Nkoy (Stephane) Kashama (circa 1936-August 1968), chief advisor on cultural affairs to President Mobutu, devoted his efforts to gaining popular support for the Republic of Congo (now Zaire) as a unified nation state.
Nkoy Kashama was the only son of Dominique Kashama, a highly successful Pende merchant from Muli Kalunga. The elder Kashama was esteemed by all, including the colonial authorities who considered him an évolué (a westernized African). When, in 1949, the young Kashama enrolled in the minor seminary of Kinzambi, 10 km (6 mi) north of Kikwit, Dominique Kashama was displeased by his son’s choice of vocation. Although he was aware that a seminary was the only place in the Congo his son could receive a solid education, he was unhappy to be deprived of a future business partner and successor. Because Nkoy Kashama was the son of an évolué, perhaps the only one to have become a seminarian, the Fathers had to develop a special policy for his living arrangements. As an évolué, he was treated as a white student.

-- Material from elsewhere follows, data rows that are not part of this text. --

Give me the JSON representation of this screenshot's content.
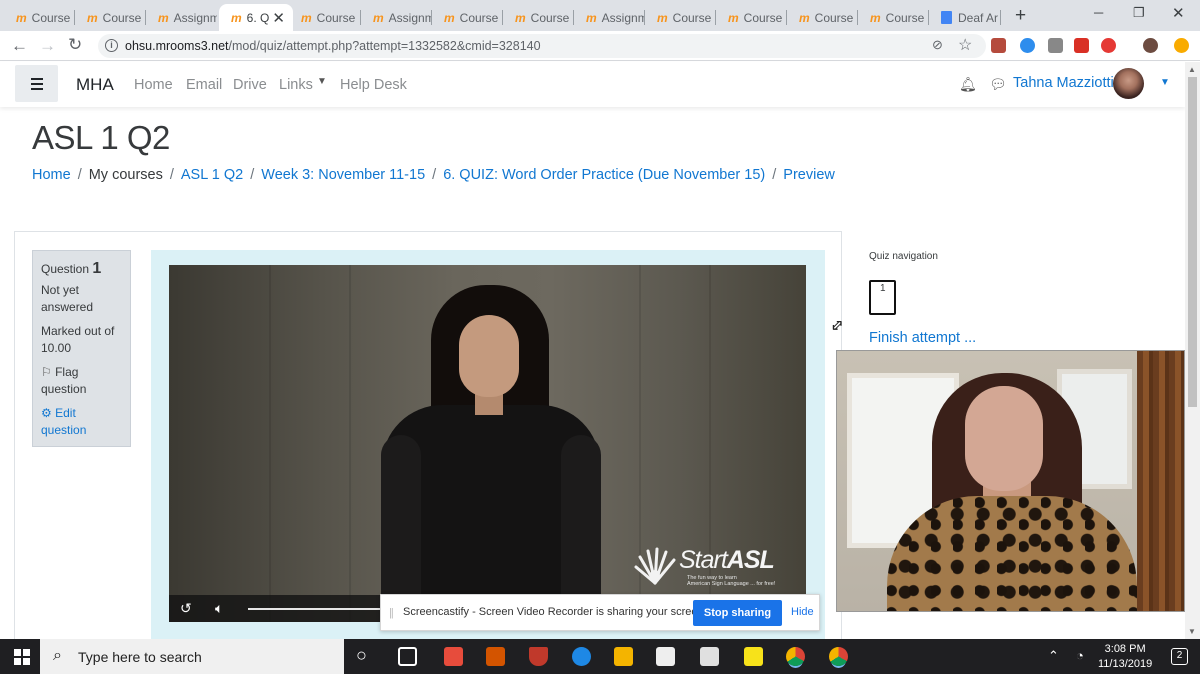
{
  "browser": {
    "tabs": [
      {
        "label": "Course"
      },
      {
        "label": "Course"
      },
      {
        "label": "Assignm"
      },
      {
        "label": "6. Q",
        "active": true
      },
      {
        "label": "Course"
      },
      {
        "label": "Assignm"
      },
      {
        "label": "Course"
      },
      {
        "label": "Course"
      },
      {
        "label": "Assignm"
      },
      {
        "label": "Course"
      },
      {
        "label": "Course"
      },
      {
        "label": "Course"
      },
      {
        "label": "Course"
      },
      {
        "label": "Deaf Ar"
      }
    ],
    "tab_favicon": "m",
    "url_host": "ohsu.mrooms3.net",
    "url_path": "/mod/quiz/attempt.php?attempt=1332582&cmid=328140"
  },
  "navbar": {
    "brand": "MHA",
    "links": [
      "Home",
      "Email",
      "Drive",
      "Links",
      "Help Desk"
    ],
    "user_name": "Tahna Mazziotti"
  },
  "page": {
    "title": "ASL 1 Q2",
    "breadcrumb": [
      "Home",
      "My courses",
      "ASL 1 Q2",
      "Week 3: November 11-15",
      "6. QUIZ: Word Order Practice (Due November 15)",
      "Preview"
    ],
    "breadcrumb_sep": "/"
  },
  "question_info": {
    "label": "Question",
    "number": "1",
    "status": "Not yet answered",
    "marked": "Marked out of 10.00",
    "flag": "Flag question",
    "edit": "Edit question"
  },
  "video": {
    "logo_text_light": "Start",
    "logo_text_bold": "ASL",
    "logo_sub_line1": "The fun way to learn",
    "logo_sub_line2": "American Sign Language ... for free!"
  },
  "quiz_nav": {
    "title": "Quiz navigation",
    "question_number": "1",
    "finish_label": "Finish attempt ..."
  },
  "screencastify": {
    "message": "Screencastify - Screen Video Recorder is sharing your screen.",
    "stop_label": "Stop sharing",
    "hide_label": "Hide"
  },
  "taskbar": {
    "search_placeholder": "Type here to search",
    "time": "3:08 PM",
    "date": "11/13/2019",
    "notifications": "2"
  },
  "colors": {
    "link": "#1177d1",
    "accent_blue": "#1a73e8",
    "question_bg": "#dbf1f6",
    "moodle_orange": "#f7941d"
  }
}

Performing brilliantly, Kashama graduated in 1955. When he decided to become a Jesuit, thus rejecting the career his father had planned, Dominique Kashama felt bitter and deceived.
For two years, Kashama lived as a Jesuit novitiate at Djuma, 100 km (60 mi) northeast of Kikwit, where he devoted his time to study and prayer. Impressed with his diligence and aptitude, his superiors sent him to Belgium, Ireland, and–later–to Oxford University in England. During his years of training, Kashama concentrated on philosophy and economics. While he was abroad his country was experiencing the difficult first years of independence. Although far from home, Kashama Nkoy closely followed events in the Congo. He remained united with all his compatriots. As correspondent for the Jesuit review Documents pour l’Action (later Congo Afrique), he maintained immediate contacts with local events.

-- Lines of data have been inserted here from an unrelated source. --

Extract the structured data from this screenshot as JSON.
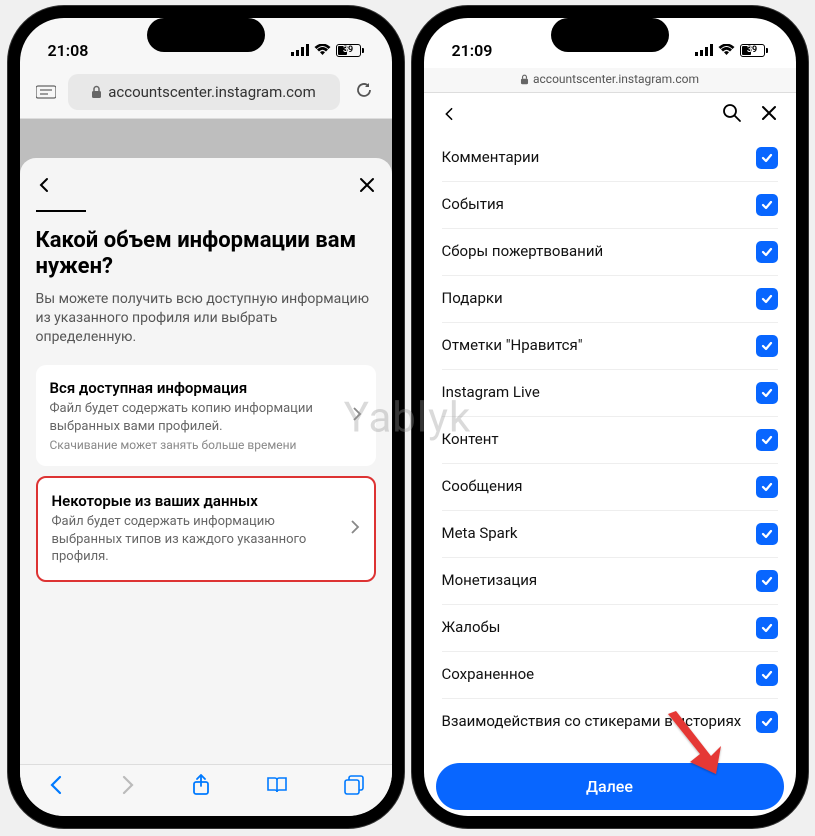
{
  "left": {
    "time": "21:08",
    "battery": "39",
    "url": "accountscenter.instagram.com",
    "modal": {
      "title": "Какой объем информации вам нужен?",
      "subtitle": "Вы можете получить всю доступную информацию из указанного профиля или выбрать определенную.",
      "option1": {
        "title": "Вся доступная информация",
        "desc": "Файл будет содержать копию информации выбранных вами профилей.",
        "note": "Скачивание может занять больше времени"
      },
      "option2": {
        "title": "Некоторые из ваших данных",
        "desc": "Файл будет содержать информацию выбранных типов из каждого указанного профиля."
      }
    }
  },
  "right": {
    "time": "21:09",
    "battery": "39",
    "url": "accountscenter.instagram.com",
    "categories": [
      "Комментарии",
      "События",
      "Сборы пожертвований",
      "Подарки",
      "Отметки \"Нравится\"",
      "Instagram Live",
      "Контент",
      "Сообщения",
      "Meta Spark",
      "Монетизация",
      "Жалобы",
      "Сохраненное",
      "Взаимодействия со стикерами в историях"
    ],
    "next": "Далее"
  },
  "watermark": "Yablyk"
}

Kashama remained at Oxford until 1967 when he decided to return home and serve his country in a secular capacity. Presented to the president of the republic, he caught the attention of Mobutu who made Kashama his chief advisor on cultural affairs. Meanwhile, Kashama had married a young ethnic Chinese woman from Malaysia whom he had met during his studies. They had one daughter.*

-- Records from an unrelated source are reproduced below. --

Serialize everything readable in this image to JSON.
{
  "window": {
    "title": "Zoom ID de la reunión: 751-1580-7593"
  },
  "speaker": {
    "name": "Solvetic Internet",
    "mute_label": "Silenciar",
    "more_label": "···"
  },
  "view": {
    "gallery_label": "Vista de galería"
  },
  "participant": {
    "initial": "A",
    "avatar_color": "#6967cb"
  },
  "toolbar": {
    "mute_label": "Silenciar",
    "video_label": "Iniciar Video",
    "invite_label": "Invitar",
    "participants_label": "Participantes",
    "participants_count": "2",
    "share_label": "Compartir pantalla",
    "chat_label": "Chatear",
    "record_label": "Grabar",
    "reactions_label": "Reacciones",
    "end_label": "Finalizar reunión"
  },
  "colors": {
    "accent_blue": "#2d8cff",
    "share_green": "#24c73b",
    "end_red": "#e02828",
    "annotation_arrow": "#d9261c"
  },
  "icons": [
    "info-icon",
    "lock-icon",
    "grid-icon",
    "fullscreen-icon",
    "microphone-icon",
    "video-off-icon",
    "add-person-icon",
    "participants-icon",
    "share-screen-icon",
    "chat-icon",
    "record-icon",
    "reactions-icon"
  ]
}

As a government advisor, Kashama directed his attention to encouraging loyalty to the Congo as a “state.” Conceived during the colonial era and composed of many ethnic mosaics, the Republic of Congo had not yet become a unified nation. Because of an untimely death, Kashama was not able to implement his ideas, which have been continued by others as policies. When Kashama Nkoy fell ill in 1968, he was referred to doctors in New York by William Close who did not indicate cancer as a possible diagnosis initially. He returned home uncured, however, and all measures by medical personnel, as well as the best Pende sorcerers, were without avail. He died of cancer* in August 1968, barely a year after his nomination as the president’s cultural advisor. Although some circulated a rumor he had been poisoned, Tabu Ley (Rochereau), the most popular singer in the country, chose to immortalize his name in the well-known song ‘Kashama Nkoy.’
Ndaywel è Nziem
*Updated information from an email to the editor from Ian Smith dated June 3, 2013.
This article was reprinted from The Encyclopaedia Africana Dictionary of African Biography (In 20 Volumes). Volume Two: Sierra Leone-Zaire. Ed. L. H. Ofosu-Appiah. New York: Reference Publications Inc., 1979. All rights reserved.